What you are asked to do ▸
The lines you return should be those containing the string "time", taken from the data below.

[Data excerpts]
..............................
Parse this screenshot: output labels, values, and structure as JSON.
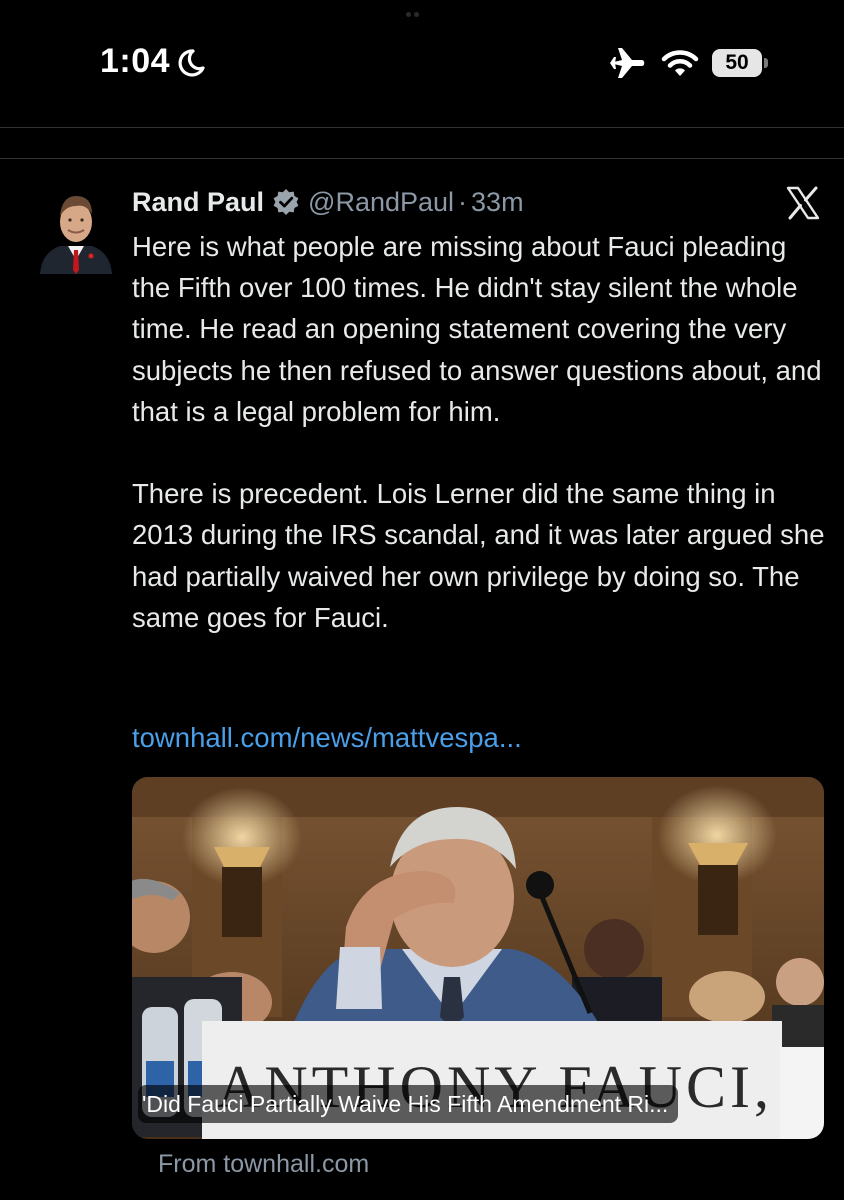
{
  "status_bar": {
    "time": "1:04",
    "battery_level": "50",
    "icons": [
      "moon-icon",
      "airplane-icon",
      "wifi-icon",
      "battery-icon"
    ]
  },
  "tweet": {
    "author_name": "Rand Paul",
    "handle": "@RandPaul",
    "separator": "·",
    "age": "33m",
    "paragraphs": [
      "Here is what people are missing about Fauci pleading the Fifth over 100 times. He didn't stay silent the whole time. He read an opening statement covering the very subjects he then refused to answer questions about, and that is a legal problem for him.",
      "There is precedent. Lois Lerner did the same thing in 2013 during the IRS scandal, and it was later argued she had partially waived her own privilege by doing so. The same goes for Fauci."
    ],
    "link_text": "townhall.com/news/mattvespa...",
    "card": {
      "title": "'Did Fauci Partially Waive His Fifth Amendment Ri...",
      "nameplate": "ANTHONY FAUCI, M.D.",
      "source": "From townhall.com"
    }
  },
  "colors": {
    "background": "#000000",
    "text": "#e7e9ea",
    "secondary_text": "#8b98a5",
    "link": "#4a9fe8",
    "verified_badge": "#9aa4ad"
  }
}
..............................
Written response ▸
    "time": "1:04",
      "Here is what people are missing about Fauci pleading the Fifth over 100 times. He didn't stay silent the whole time. He read an opening statement covering the very subjects he then refused to answer questions about, and that is a legal problem for him.",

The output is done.